A group of students have finally lost their case against plagiarism detection service Turnitin with the judgement that Turnitin does not breach students’ copyright by retaining copies of submitted essays. In particular, The Chronicle reports that
the district-court judge said Turnitin’s actions fell under fair use, ruling that the company ‘makes no use of any work’s particular expressive or creative content beyond the limited use of comparison with other works.’ He also said the new use ‘provides a substantial public benefit.’
While the reasoning is clear, I have always felt a bit uncomfortable about the tension between the undoubted benefits to be gained from Turnitin and the fact that, as a commercial company, Turnitin’s parent company iParadigms is undeniably profiting, albeit indirectly, from other people’s intellectual property. However, institutions frequently claim IPR rights to their students’ work, and understandably see considerable benefits from requiring the submission of essays to Turnitin.

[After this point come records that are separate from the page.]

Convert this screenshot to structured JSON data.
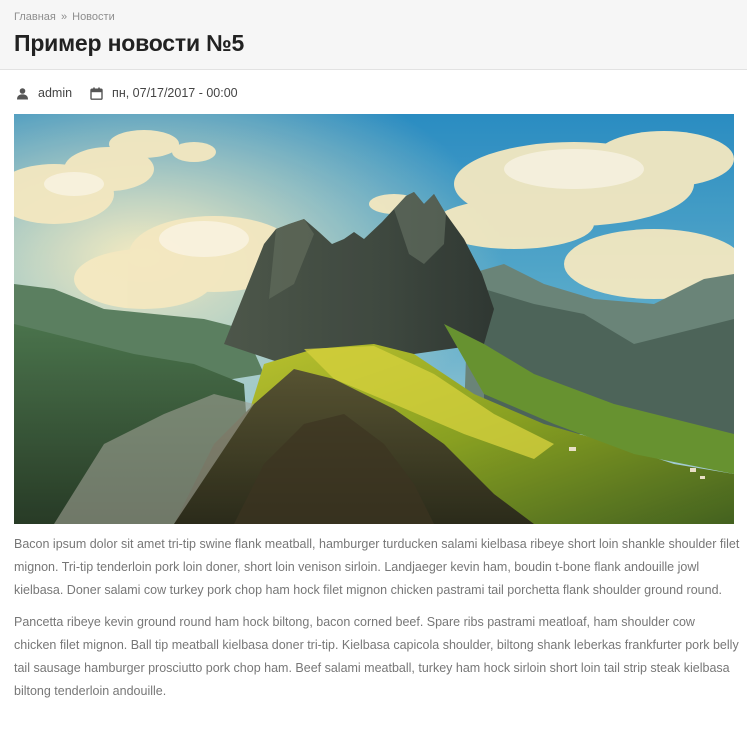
{
  "breadcrumb": {
    "items": [
      "Главная",
      "Новости"
    ],
    "separator": "»"
  },
  "page": {
    "title": "Пример новости №5"
  },
  "meta": {
    "author": "admin",
    "author_icon": "user-icon",
    "date": "пн, 07/17/2017 - 00:00",
    "date_icon": "calendar-icon"
  },
  "hero_image": {
    "subject": "mountain-landscape-image"
  },
  "body": {
    "paragraphs": [
      "Bacon ipsum dolor sit amet tri-tip swine flank meatball, hamburger turducken salami kielbasa ribeye short loin shankle shoulder filet mignon. Tri-tip tenderloin pork loin doner, short loin venison sirloin. Landjaeger kevin ham, boudin t-bone flank andouille jowl kielbasa. Doner salami cow turkey pork chop ham hock filet mignon chicken pastrami tail porchetta flank shoulder ground round.",
      "Pancetta ribeye kevin ground round ham hock biltong, bacon corned beef. Spare ribs pastrami meatloaf, ham shoulder cow chicken filet mignon. Ball tip meatball kielbasa doner tri-tip. Kielbasa capicola shoulder, biltong shank leberkas frankfurter pork belly tail sausage hamburger prosciutto pork chop ham. Beef salami meatball, turkey ham hock sirloin short loin tail strip steak kielbasa biltong tenderloin andouille."
    ]
  },
  "colors": {
    "header_bg": "#f6f6f6",
    "title": "#222222",
    "breadcrumb": "#8e8e8e",
    "body_text": "#777777"
  }
}
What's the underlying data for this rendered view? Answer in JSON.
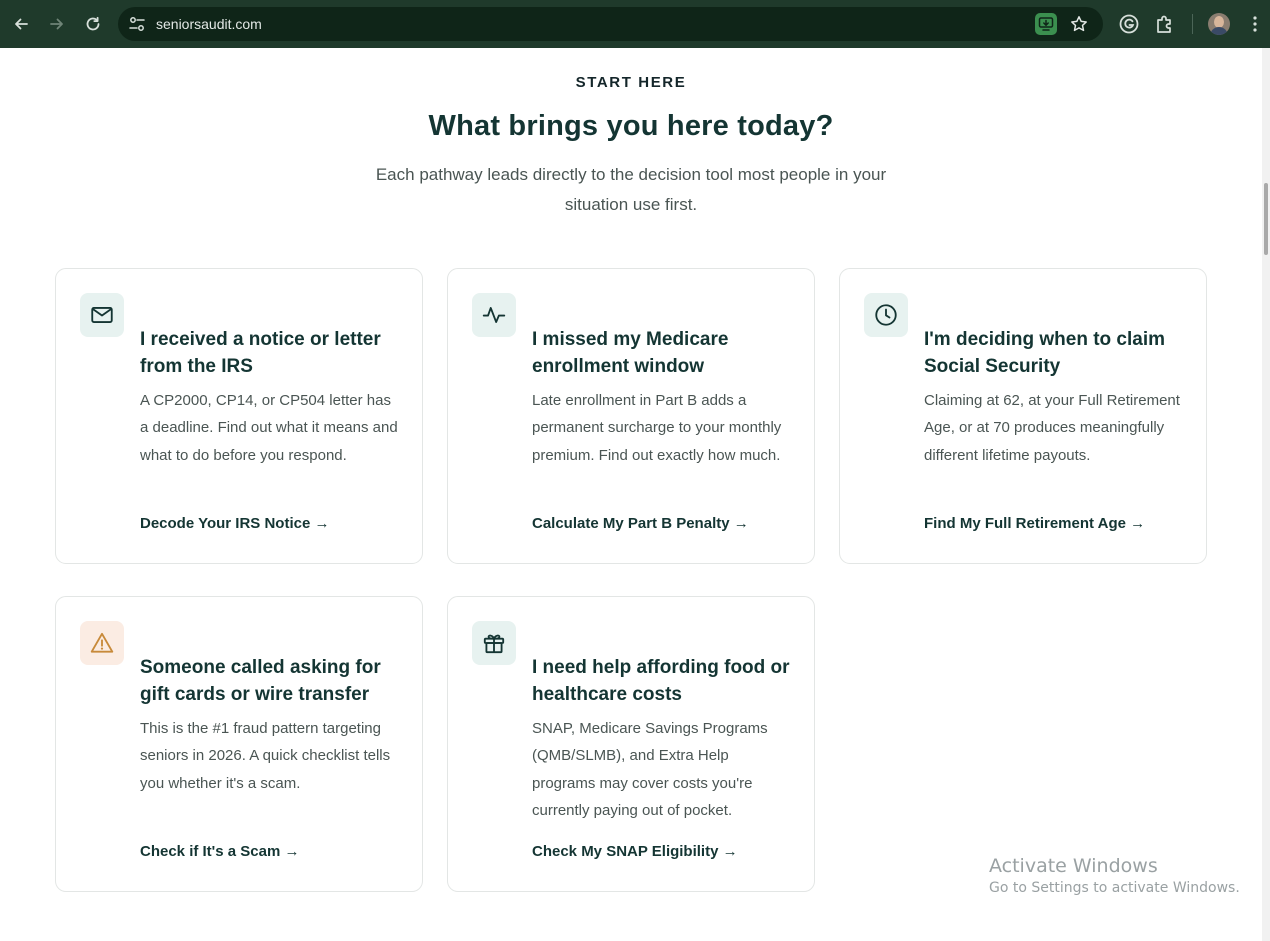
{
  "browser": {
    "url": "seniorsaudit.com",
    "icons": {
      "back": "arrow-left-icon",
      "forward": "arrow-right-icon",
      "reload": "reload-icon",
      "site_settings": "tune-icon",
      "install": "install-app-icon",
      "bookmark": "star-icon",
      "grammarly": "grammarly-icon",
      "extensions": "puzzle-icon",
      "profile": "avatar",
      "menu": "kebab-menu-icon"
    }
  },
  "section": {
    "eyebrow": "START HERE",
    "title": "What brings you here today?",
    "subtitle": "Each pathway leads directly to the decision tool most people in your situation use first."
  },
  "cards": [
    {
      "icon": "envelope-icon",
      "title": "I received a notice or letter from the IRS",
      "description": "A CP2000, CP14, or CP504 letter has a deadline. Find out what it means and what to do before you respond.",
      "link": "Decode Your IRS Notice →"
    },
    {
      "icon": "pulse-icon",
      "title": "I missed my Medicare enrollment window",
      "description": "Late enrollment in Part B adds a permanent surcharge to your monthly premium. Find out exactly how much.",
      "link": "Calculate My Part B Penalty →"
    },
    {
      "icon": "clock-icon",
      "title": "I'm deciding when to claim Social Security",
      "description": "Claiming at 62, at your Full Retirement Age, or at 70 produces meaningfully different lifetime payouts.",
      "link": "Find My Full Retirement Age →"
    },
    {
      "icon": "warning-icon",
      "title": "Someone called asking for gift cards or wire transfer",
      "description": "This is the #1 fraud pattern targeting seniors in 2026. A quick checklist tells you whether it's a scam.",
      "link": "Check if It's a Scam →"
    },
    {
      "icon": "gift-icon",
      "title": "I need help affording food or healthcare costs",
      "description": "SNAP, Medicare Savings Programs (QMB/SLMB), and Extra Help programs may cover costs you're currently paying out of pocket.",
      "link": "Check My SNAP Eligibility →"
    }
  ],
  "watermark": {
    "title": "Activate Windows",
    "subtitle": "Go to Settings to activate Windows."
  },
  "colors": {
    "chrome_bg": "#1f3a2b",
    "heading": "#143533",
    "icon_tile": "#e7f2f0",
    "warn_tile": "#fbece3",
    "warn_stroke": "#c88a3a"
  }
}
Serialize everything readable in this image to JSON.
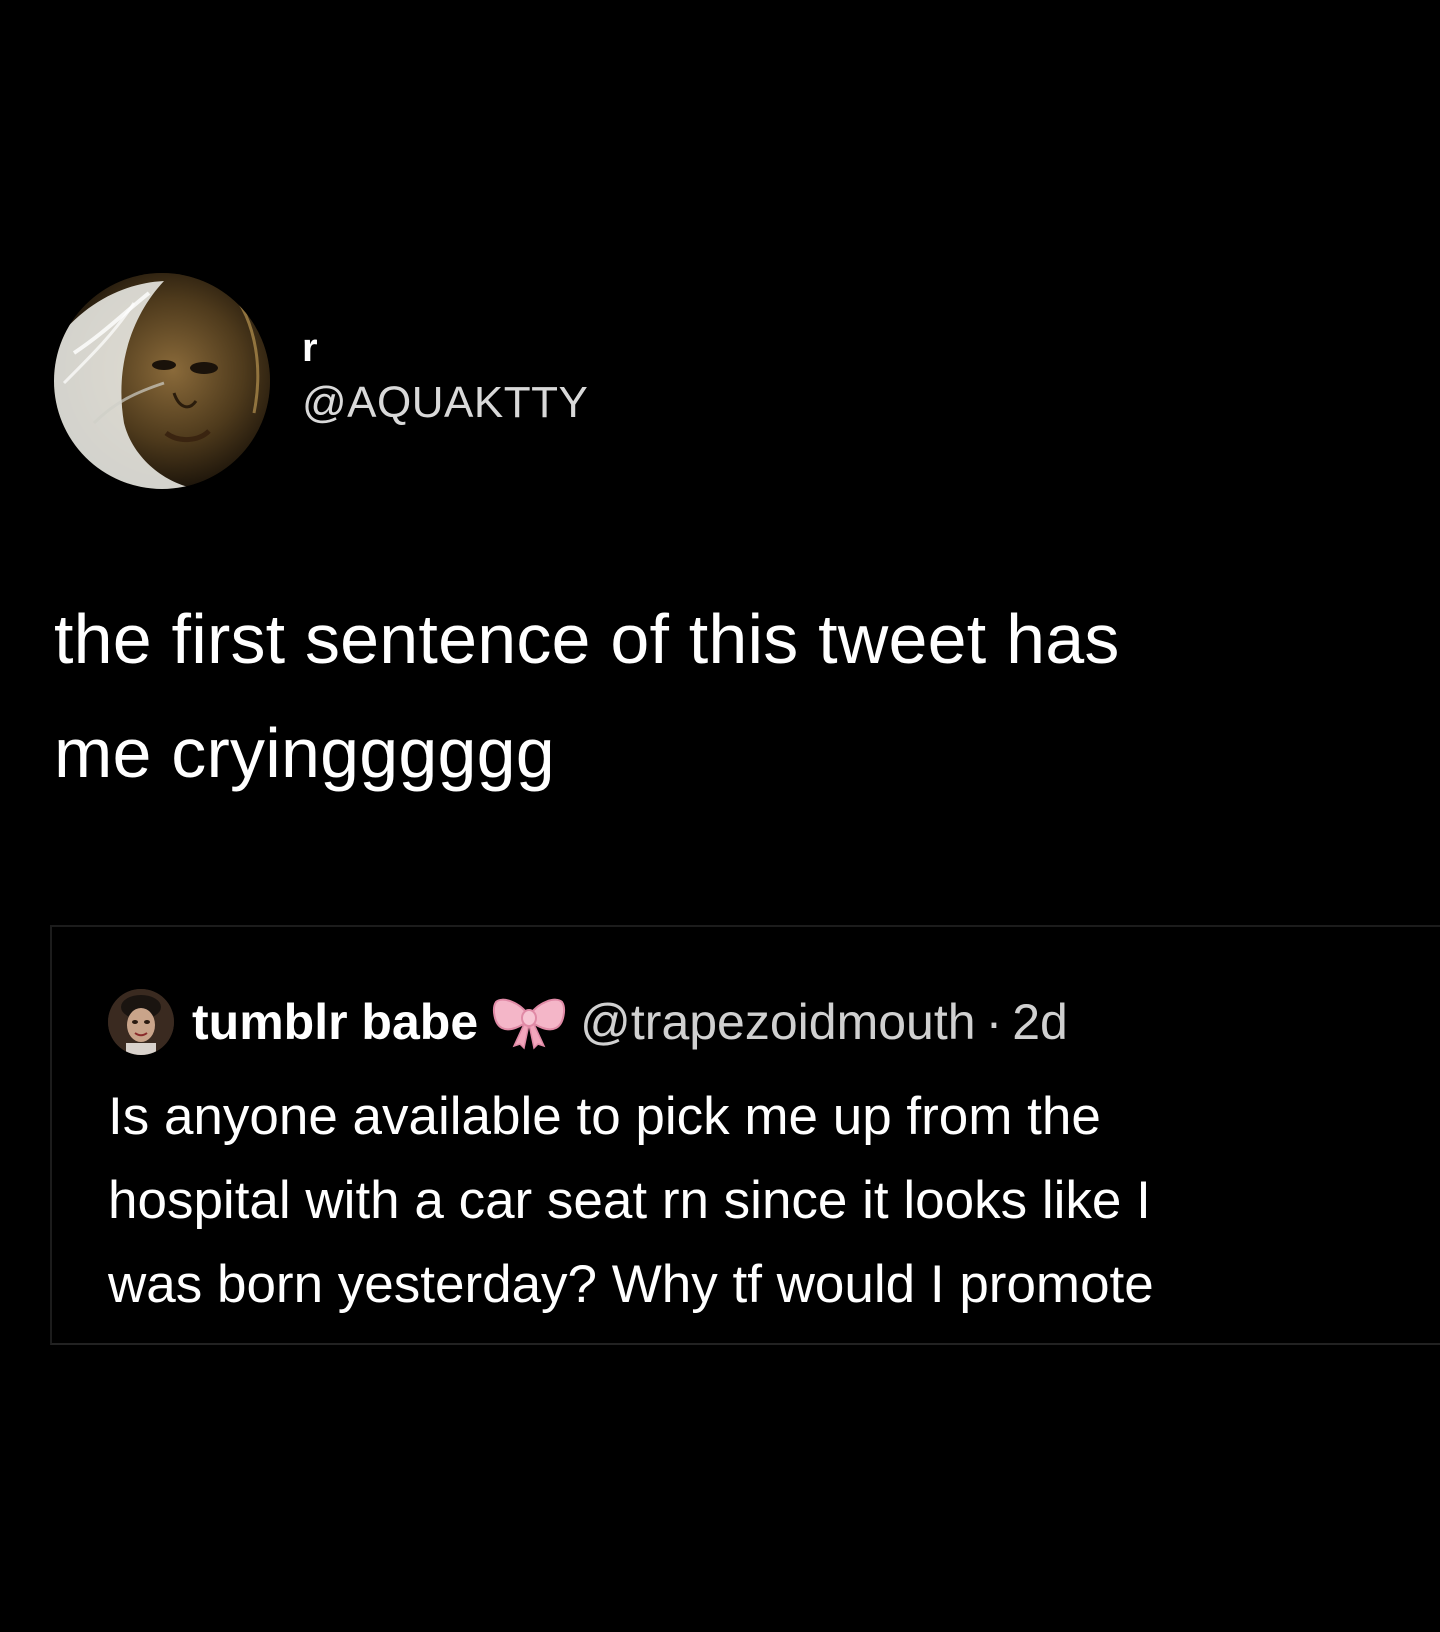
{
  "tweet": {
    "author": {
      "display_name": "r",
      "handle": "@AQUAKTTY",
      "avatar_icon": "profile-photo"
    },
    "text_line1": "the first sentence of this tweet has",
    "text_line2": "me cryingggggg",
    "background_color": "#000000",
    "text_color": "#ffffff"
  },
  "quoted_tweet": {
    "author": {
      "display_name": "tumblr babe",
      "emoji_icon": "pink-bow-icon",
      "handle": "@trapezoidmouth",
      "separator": "·",
      "time": "2d",
      "avatar_icon": "profile-photo"
    },
    "text_line1": "Is anyone available to pick me up from the",
    "text_line2": "hospital with a car seat rn since it looks like I",
    "text_line3": "was born yesterday? Why tf would I promote"
  }
}
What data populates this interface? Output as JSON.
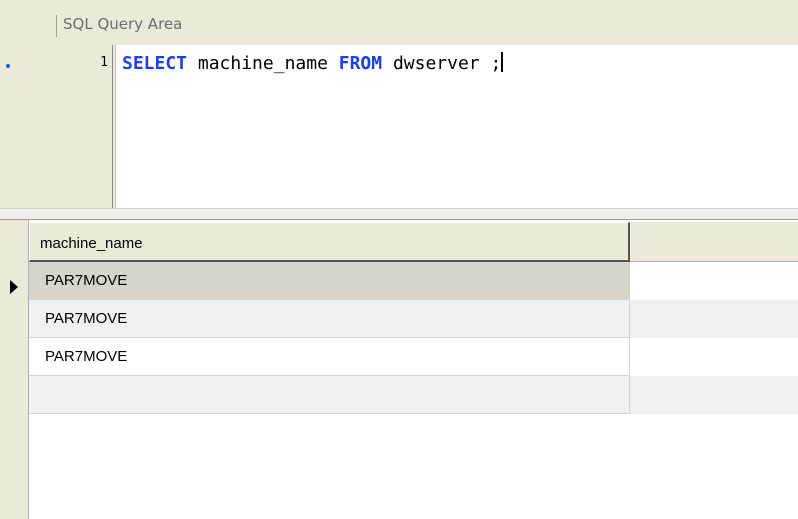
{
  "query_area": {
    "title": "SQL Query Area",
    "line_number": "1",
    "code": {
      "kw1": "SELECT",
      "t1": " machine_name ",
      "kw2": "FROM",
      "t2": " dwserver ;"
    }
  },
  "results": {
    "columns": [
      "machine_name"
    ],
    "rows": [
      {
        "machine_name": "PAR7MOVE",
        "selected": true
      },
      {
        "machine_name": "PAR7MOVE"
      },
      {
        "machine_name": "PAR7MOVE"
      },
      {
        "machine_name": ""
      }
    ]
  }
}
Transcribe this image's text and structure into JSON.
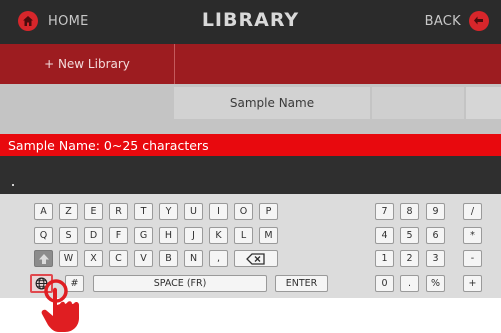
{
  "header": {
    "home_label": "HOME",
    "title": "LIBRARY",
    "back_label": "BACK"
  },
  "toolbar": {
    "new_library_label": "+ New Library"
  },
  "table": {
    "column_header": "Sample Name"
  },
  "hint": {
    "text": "Sample Name: 0~25 characters"
  },
  "input": {
    "value": ""
  },
  "keyboard": {
    "row1": [
      "A",
      "Z",
      "E",
      "R",
      "T",
      "Y",
      "U",
      "I",
      "O",
      "P"
    ],
    "row2": [
      "Q",
      "S",
      "D",
      "F",
      "G",
      "H",
      "J",
      "K",
      "L",
      "M"
    ],
    "row3": [
      "W",
      "X",
      "C",
      "V",
      "B",
      "N",
      ","
    ],
    "hash": "#",
    "space_label": "SPACE (FR)",
    "enter_label": "ENTER",
    "numpad": [
      [
        "7",
        "8",
        "9",
        "/"
      ],
      [
        "4",
        "5",
        "6",
        "*"
      ],
      [
        "1",
        "2",
        "3",
        "-"
      ],
      [
        "0",
        ".",
        "%",
        "+"
      ]
    ]
  },
  "colors": {
    "accent_red": "#d7262b",
    "header_bg": "#2b2b2b",
    "hint_red": "#e8090e",
    "toolbar_red": "#9d1c20"
  }
}
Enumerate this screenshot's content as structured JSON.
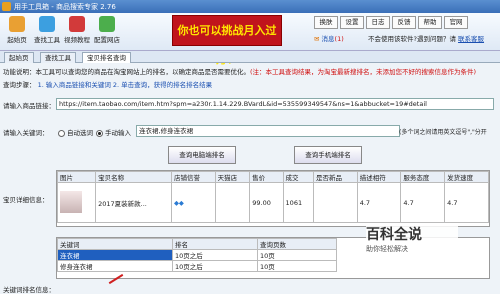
{
  "window": {
    "title": "用手工具箱 - 商品搜索专家 2.76"
  },
  "toolbar": {
    "buttons": [
      "起始页",
      "查找工具",
      "视频教程",
      "配置网店"
    ],
    "banner": "你也可以挑战月入过万！",
    "small_buttons": [
      "换肤",
      "设置",
      "日志",
      "反馈",
      "帮助",
      "官网"
    ],
    "msg_label": "消息",
    "msg_count": "(1)",
    "hint": "不会使用该软件?遇到问题？请",
    "contact": "联系客服"
  },
  "tabs": [
    "起始页",
    "查找工具",
    "宝贝排名查询"
  ],
  "func": {
    "desc_prefix": "功能说明：本工具可以查询您的商品在淘宝网站上的排名，以确定商品是否需要优化。",
    "desc_note": "(注：本工具查询结果，为淘宝最新搜排名，未添加您不好的搜索信息作为条件)",
    "guide_label": "查询步骤：",
    "guide": "1. 输入商品链接和关键词 2. 单击查询，获得的排名排名结果"
  },
  "link": {
    "label": "请输入商品链接：",
    "value": "https://item.taobao.com/item.htm?spm=a230r.1.14.229.BVardL&id=535599349547&ns=1&abbucket=19#detail"
  },
  "keyword": {
    "label": "请输入关键词：",
    "auto": "自动选词",
    "manual": "手动输入",
    "value": "连衣裙,修身连衣裙",
    "hint": "(多个词之间请用英文逗号\",\"分开"
  },
  "buttons": {
    "pc": "查询电脑端排名",
    "mobile": "查询手机端排名"
  },
  "product": {
    "label": "宝贝详细信息：",
    "headers": [
      "图片",
      "宝贝名称",
      "店铺信誉",
      "天猫店",
      "售价",
      "成交",
      "是否新品",
      "描述相符",
      "服务态度",
      "发货速度"
    ],
    "row": {
      "name": "2017夏装新款...",
      "tmall": "",
      "price": "99.00",
      "deals": "1061",
      "new": "",
      "desc": "4.7",
      "service": "4.7",
      "ship": "4.7"
    }
  },
  "rank": {
    "label": "关键词排名信息：",
    "headers": [
      "关键词",
      "排名",
      "查询页数"
    ],
    "rows": [
      {
        "kw": "连衣裙",
        "rank": "10页之后",
        "pages": "10页"
      },
      {
        "kw": "修身连衣裙",
        "rank": "10页之后",
        "pages": "10页"
      }
    ]
  },
  "watermark": {
    "title": "百科全说",
    "sub": "助你轻松解决"
  }
}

Plagiarism is undoubtedly a serious issue facing HE, but I think my biggest issue with this is the way in which so many institutions choose to use Turnitin exclusively as a tool to detect and evidence plagiarism. There is an assumpation inherent in this approach that all students may attempt to cheat. Retaining papers once they’ve been checked for plagiarism for adding to the database also suggests an assumption that students cannot be trusted not to pass their work on to others.
Other institutions take a more collaborative approach, allowing students to submit their work multiple times to Turnitin and using it as a teaching aid to help students avoid indirect plagiarism and learn how to better develop their essay writing and argumentation skills and understand their relationship to their research sources. In this approach, all students receive a direct benefit from the software, profiting significantly as learners and writers, and those who may be tempted to intentionally plagiarise may look for other ways to cheat instead.